[Dapper creatures from the deep...]
Though Michael Bastian is too humble and too nice of a guy to ever admit it, his shows at New York Fashion Week have become an absolute focal point for those of us interested in menswear. Since his debut collection in 2006 he, along with a select few menswear designers, has helped shape men's clothing in America as we know it. Whether influence like that is intentional or not it is something to acknowledge. The Michael Bastian guy has grown as much as he has stayed the same since 2006. It's rare that a designer can continue to evolve while continuing to stick with the aesthetic that put him on the map, but that's exactly what Michael has been able to do. After his F/W 2010 show I put forth the notion that with his Gant collection firmly in place he now had "a safe place to design what made him an icon in the first place", while taking his namesake line to places it hadn't been. Though it was not as edgy as his F/W 2010 collection, S/S 2011 did showcase the many sides of Michael Bastian.

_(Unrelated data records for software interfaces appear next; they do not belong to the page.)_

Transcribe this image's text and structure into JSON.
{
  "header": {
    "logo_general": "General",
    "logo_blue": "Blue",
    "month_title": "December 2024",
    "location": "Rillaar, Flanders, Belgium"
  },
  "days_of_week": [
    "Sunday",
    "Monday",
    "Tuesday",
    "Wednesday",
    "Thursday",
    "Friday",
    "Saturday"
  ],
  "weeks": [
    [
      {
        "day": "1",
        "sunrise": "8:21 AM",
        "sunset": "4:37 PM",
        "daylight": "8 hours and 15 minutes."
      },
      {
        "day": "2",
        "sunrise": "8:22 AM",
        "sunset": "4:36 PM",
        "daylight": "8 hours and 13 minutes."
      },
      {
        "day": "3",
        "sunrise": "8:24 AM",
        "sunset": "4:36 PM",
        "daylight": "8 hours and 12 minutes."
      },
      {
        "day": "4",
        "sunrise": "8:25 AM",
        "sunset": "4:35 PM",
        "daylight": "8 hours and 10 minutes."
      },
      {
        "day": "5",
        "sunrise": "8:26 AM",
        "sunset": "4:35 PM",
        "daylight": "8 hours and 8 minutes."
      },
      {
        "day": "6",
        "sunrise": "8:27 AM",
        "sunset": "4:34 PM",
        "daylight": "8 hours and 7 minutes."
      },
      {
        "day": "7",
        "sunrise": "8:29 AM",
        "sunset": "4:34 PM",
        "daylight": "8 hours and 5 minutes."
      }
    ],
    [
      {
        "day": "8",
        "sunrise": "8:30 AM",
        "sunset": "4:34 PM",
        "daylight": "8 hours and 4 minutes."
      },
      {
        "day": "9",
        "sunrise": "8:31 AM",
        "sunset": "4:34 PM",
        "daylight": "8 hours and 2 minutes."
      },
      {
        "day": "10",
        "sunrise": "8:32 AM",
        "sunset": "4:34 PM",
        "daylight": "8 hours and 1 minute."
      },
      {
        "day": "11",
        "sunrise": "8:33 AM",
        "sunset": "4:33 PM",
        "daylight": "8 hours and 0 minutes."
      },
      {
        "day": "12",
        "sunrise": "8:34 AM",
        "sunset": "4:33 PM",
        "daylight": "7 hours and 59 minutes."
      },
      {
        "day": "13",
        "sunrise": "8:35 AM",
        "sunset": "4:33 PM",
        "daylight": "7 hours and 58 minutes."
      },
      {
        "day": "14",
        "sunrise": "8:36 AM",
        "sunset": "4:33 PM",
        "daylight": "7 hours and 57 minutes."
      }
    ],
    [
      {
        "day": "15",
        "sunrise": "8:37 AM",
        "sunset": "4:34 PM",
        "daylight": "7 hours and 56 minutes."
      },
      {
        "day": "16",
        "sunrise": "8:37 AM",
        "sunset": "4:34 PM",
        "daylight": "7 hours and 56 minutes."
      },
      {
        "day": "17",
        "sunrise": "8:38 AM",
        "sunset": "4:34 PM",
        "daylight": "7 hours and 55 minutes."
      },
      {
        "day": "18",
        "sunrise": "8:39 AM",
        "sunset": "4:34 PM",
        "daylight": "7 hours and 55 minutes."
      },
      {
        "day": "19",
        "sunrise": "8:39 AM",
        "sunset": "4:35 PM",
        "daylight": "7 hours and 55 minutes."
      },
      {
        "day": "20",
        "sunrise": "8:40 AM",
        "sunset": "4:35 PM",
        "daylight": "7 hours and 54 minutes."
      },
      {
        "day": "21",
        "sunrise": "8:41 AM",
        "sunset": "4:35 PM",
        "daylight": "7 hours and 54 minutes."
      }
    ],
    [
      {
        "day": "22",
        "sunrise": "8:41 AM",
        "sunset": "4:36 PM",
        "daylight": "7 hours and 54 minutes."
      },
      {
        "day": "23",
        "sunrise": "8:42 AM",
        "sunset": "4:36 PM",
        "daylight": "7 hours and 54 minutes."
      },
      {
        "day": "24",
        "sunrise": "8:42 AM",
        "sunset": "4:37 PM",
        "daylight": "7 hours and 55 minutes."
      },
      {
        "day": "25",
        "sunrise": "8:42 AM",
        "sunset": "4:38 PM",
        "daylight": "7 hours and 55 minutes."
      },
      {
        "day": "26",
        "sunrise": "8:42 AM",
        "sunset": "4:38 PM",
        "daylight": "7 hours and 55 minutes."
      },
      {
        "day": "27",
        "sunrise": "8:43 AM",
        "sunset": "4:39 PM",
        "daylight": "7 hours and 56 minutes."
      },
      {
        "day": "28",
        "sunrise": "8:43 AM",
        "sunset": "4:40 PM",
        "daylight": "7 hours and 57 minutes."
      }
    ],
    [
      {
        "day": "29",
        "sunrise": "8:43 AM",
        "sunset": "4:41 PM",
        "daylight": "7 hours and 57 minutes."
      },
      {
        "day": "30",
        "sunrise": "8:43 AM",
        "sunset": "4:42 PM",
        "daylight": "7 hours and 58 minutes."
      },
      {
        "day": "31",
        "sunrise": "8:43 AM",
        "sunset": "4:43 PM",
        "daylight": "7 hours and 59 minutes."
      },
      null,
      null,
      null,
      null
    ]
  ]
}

[Above: Bastian's moodboard for S/S 2011 courtesy of Details.]
S/S 2011 kicked off with direct nods to one of Michael's inspirations - Jacques Cousteau, though not the explorer/researcher/naval officer explicitly. Instead, the collection drew from Cousteau's crew and divers. The first group of looks found themselves heavily based in the technical gear and colorway often seen on Cousteau's crew - black and yellow neoprene, zippers, hoods. It's doubtful any of this gear will find its way onto the shelves of, let's say, Bergdorf Goodman, but served its purpose nonetheless. The show opened on a bold and adventurous note (both literally and figuratively), not unlike many of the "Saville Row skinhead" looks from F/W 2010.
As the showmanship of the first looks subsided, the collection eased into Bastian's signature sportswear and military influence. Along with Cousteau's divers, US Navy Seals served as inspiration for S/S 2011. Colorful, technical gear (think bright anoraks and windbreakers) mixed expertly with olive cotton and suede. These two ideas came together as MB's "tough guy on the beach and underwater" walked down the runway.

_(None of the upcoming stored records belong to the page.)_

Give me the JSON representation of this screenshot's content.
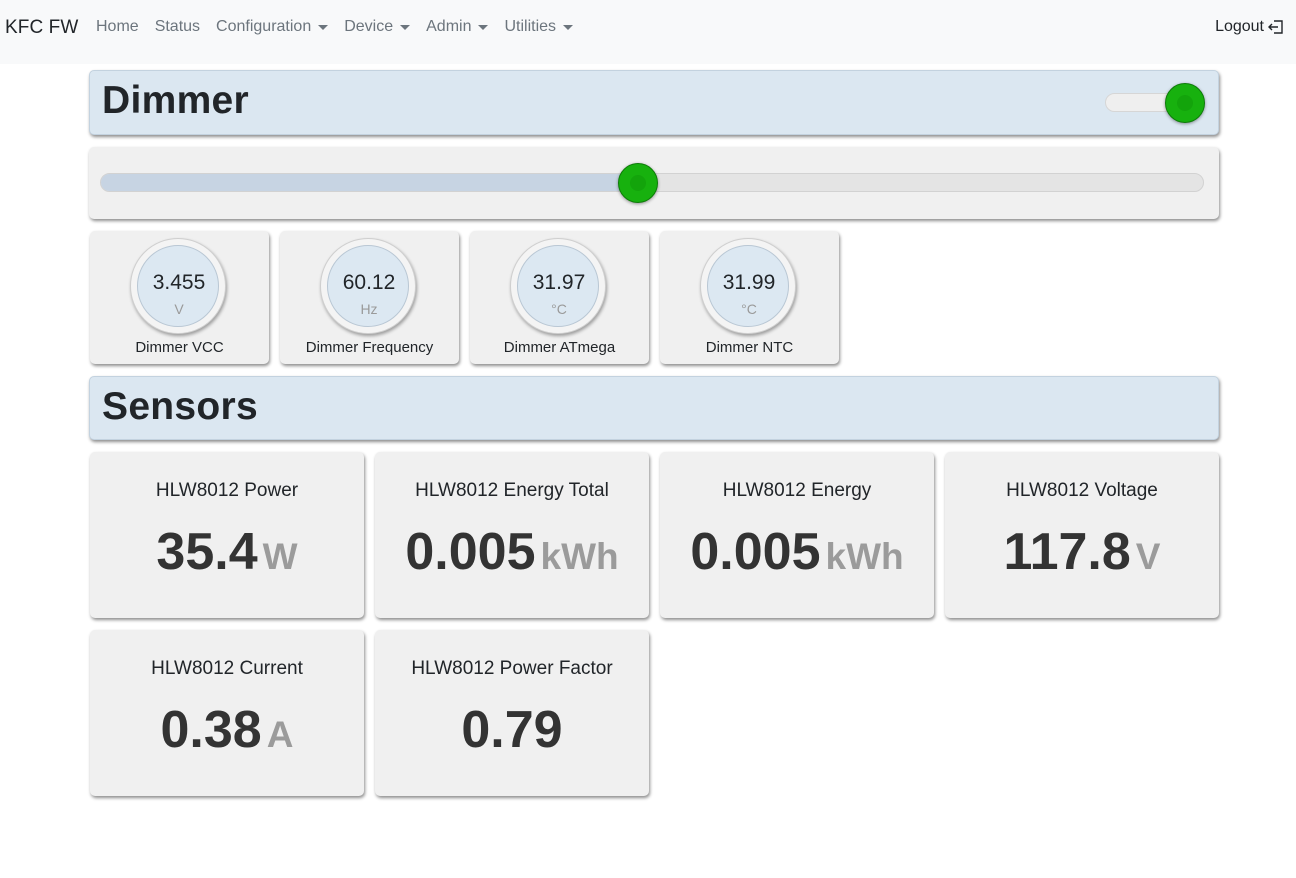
{
  "navbar": {
    "brand": "KFC FW",
    "items": [
      {
        "label": "Home",
        "dropdown": false
      },
      {
        "label": "Status",
        "dropdown": false
      },
      {
        "label": "Configuration",
        "dropdown": true
      },
      {
        "label": "Device",
        "dropdown": true
      },
      {
        "label": "Admin",
        "dropdown": true
      },
      {
        "label": "Utilities",
        "dropdown": true
      }
    ],
    "logout_label": "Logout",
    "logout_icon": "logout-icon"
  },
  "dimmer": {
    "title": "Dimmer",
    "toggle_on": true,
    "level_fraction": 0.487,
    "gauges": [
      {
        "value": "3.455",
        "unit": "V",
        "label": "Dimmer VCC"
      },
      {
        "value": "60.12",
        "unit": "Hz",
        "label": "Dimmer Frequency"
      },
      {
        "value": "31.97",
        "unit": "°C",
        "label": "Dimmer ATmega"
      },
      {
        "value": "31.99",
        "unit": "°C",
        "label": "Dimmer NTC"
      }
    ]
  },
  "sensors": {
    "title": "Sensors",
    "cards": [
      {
        "title": "HLW8012 Power",
        "value": "35.4",
        "unit": "W"
      },
      {
        "title": "HLW8012 Energy Total",
        "value": "0.005",
        "unit": "kWh"
      },
      {
        "title": "HLW8012 Energy",
        "value": "0.005",
        "unit": "kWh"
      },
      {
        "title": "HLW8012 Voltage",
        "value": "117.8",
        "unit": "V"
      },
      {
        "title": "HLW8012 Current",
        "value": "0.38",
        "unit": "A"
      },
      {
        "title": "HLW8012 Power Factor",
        "value": "0.79",
        "unit": ""
      }
    ]
  },
  "colors": {
    "accent_green": "#17b10e",
    "header_blue": "#dbe7f1",
    "panel_gray": "#f0f0f0"
  }
}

Of the various sportswear showcased it was the knits that impressed me the most. Bastian has always prided himself on his cashmere crew necks and he is often quoted naming that item as one of the pieces he could never truly find when he served as Men's Fashion Director at Bergdorf Goodman. From bright color blocking and stripes to iconic graphics, his knits held attention while still being incredibly wearable. Another idea that cemented S/S 2011 was the notion of pairing razor sharp tailoring with relaxed sportswear. By placing perfectly tailored sportcoats on top of generally casual outfits a superb atmosphere of dressed up, dressed down was easily crafted. It was an appropriate representation of where American menswear stands today. The double breasted jackets shined the hardest thanks to their trim silhouettes and updated proportions.
The show ended, as it tends to do, with formal wear. Bastian's bread and butter consisted of a midnight blue, peak lapel one button tux jacket (paired with a subtle leopard camo shirt and tie), a white, two button dinner jacket with what looked to be hunting inspired pockets and, finally, the best item I have seen out of every S/S 2011 collection - a black watch shawl collar tuxedo jacket in a fabric that must be felt to be believed.

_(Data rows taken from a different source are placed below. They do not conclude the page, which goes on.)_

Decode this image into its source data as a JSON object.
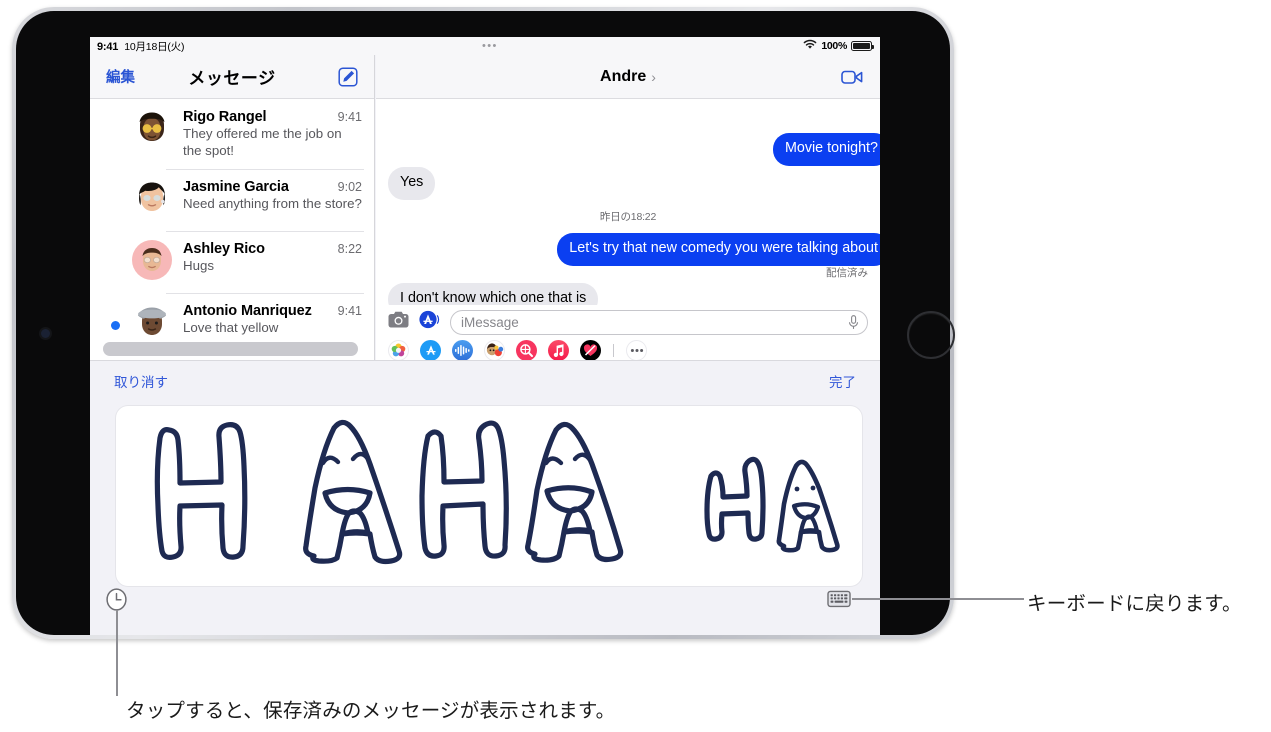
{
  "status_bar": {
    "time": "9:41",
    "date": "10月18日(火)",
    "battery_percent": "100%",
    "wifi_icon": "wifi-icon",
    "battery_icon": "battery-icon",
    "handoff_dots": "•••"
  },
  "sidebar": {
    "edit_label": "編集",
    "title": "メッセージ",
    "compose_icon": "compose-icon",
    "search_placeholder": "",
    "conversations": [
      {
        "name": "Rigo Rangel",
        "time": "9:41",
        "preview": "They offered me the job on the spot!",
        "unread": false,
        "avatar": "memoji-rigo"
      },
      {
        "name": "Jasmine Garcia",
        "time": "9:02",
        "preview": "Need anything from the store?",
        "unread": false,
        "avatar": "memoji-jasmine"
      },
      {
        "name": "Ashley Rico",
        "time": "8:22",
        "preview": "Hugs",
        "unread": false,
        "avatar": "memoji-ashley"
      },
      {
        "name": "Antonio Manriquez",
        "time": "9:41",
        "preview": "Love that yellow",
        "unread": true,
        "avatar": "memoji-antonio"
      }
    ]
  },
  "chat": {
    "title": "Andre",
    "chevron": "›",
    "facetime_icon": "facetime-video-icon",
    "timestamp": "昨日の18:22",
    "delivered_label": "配信済み",
    "messages": [
      {
        "text": "Movie tonight?",
        "side": "me"
      },
      {
        "text": "Yes",
        "side": "them"
      },
      {
        "text": "Let's try that new comedy you were talking about",
        "side": "me"
      },
      {
        "text": "I don't know which one that is",
        "side": "them"
      }
    ],
    "input": {
      "camera_icon": "camera-icon",
      "appstore_icon": "app-store-icon",
      "placeholder": "iMessage",
      "value": "",
      "mic_icon": "microphone-icon"
    },
    "app_drawer": [
      {
        "name": "photos-app-icon",
        "color": "#ffffff"
      },
      {
        "name": "app-store-app-icon",
        "color": "#1d9bf6"
      },
      {
        "name": "audio-message-app-icon",
        "color": "#2f7ce8"
      },
      {
        "name": "memoji-stickers-app-icon",
        "color": "#ffffff"
      },
      {
        "name": "image-search-app-icon",
        "color": "#f7355f"
      },
      {
        "name": "music-app-icon",
        "color": "#fb2c53"
      },
      {
        "name": "digital-touch-app-icon",
        "color": "#000000"
      },
      {
        "name": "more-apps-icon",
        "color": "#ffffff"
      }
    ]
  },
  "drawer": {
    "cancel_label": "取り消す",
    "done_label": "完了",
    "canvas_content": "HA HA HA",
    "ink_color": "#1e2a52",
    "recents_icon": "clock-icon",
    "keyboard_icon": "keyboard-icon"
  },
  "callouts": [
    {
      "id": "keyboard",
      "text": "キーボードに戻ります。"
    },
    {
      "id": "recents",
      "text": "タップすると、保存済みのメッセージが表示されます。"
    }
  ],
  "colors": {
    "imessage_blue": "#0b3ff1",
    "bubble_gray": "#e8e8ed",
    "tint_blue": "#2b55d4",
    "unread_dot": "#1a6ff5"
  }
}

As is the trend these days, S/S 2011 also had its fair share of collaborative efforts. MB's collaborative sunglasses with Randolph Engineering were badass as hell and a obvious next step in their long relationship - RE have showed up in pretty much every MB collection. Havaianas flip-flops, in exclusive prints and graphics featured prominently in the collection itself, weren't my cup of tea, but part of me wonders if this little partnership wasn't what funded the entire show in the first place. As for footwear, the Stubbs and Wootton x Michael Bastian catalog only grew deeper thanks to leopard camo espadrilles and graphic linen slippers.
Sure, all the speedos don't really fit into an American marketplace, but everything else was extremely on point. MB S/S 2011 seemed really dialed in on both the pulse and future of American menswear. The arguments against the neoprene showmanship seem to be missing the point. It's New York Fashion Week and Michael is one of it's biggest draws, especially now that Thom Browne has jumped ship to Paris. The guy deserves to have a little fun and the chance to do something "out there". And you know what, he can send a dude down the runway in a full scuba suit if he keeps making dinner jackets like these. When it was all said and done Mr. Bastian had only strengthened his case as America's ambassador to fashion. You can see the entire collection, and make your own call, over at GQ.
[Proof that it all starts with a swatch.]
[The "Antonio" short (also in a pant version), featuring a full front seam and front pockets.]
[Let's talk about cargos. Just kidding. I think I've done that enough recently.]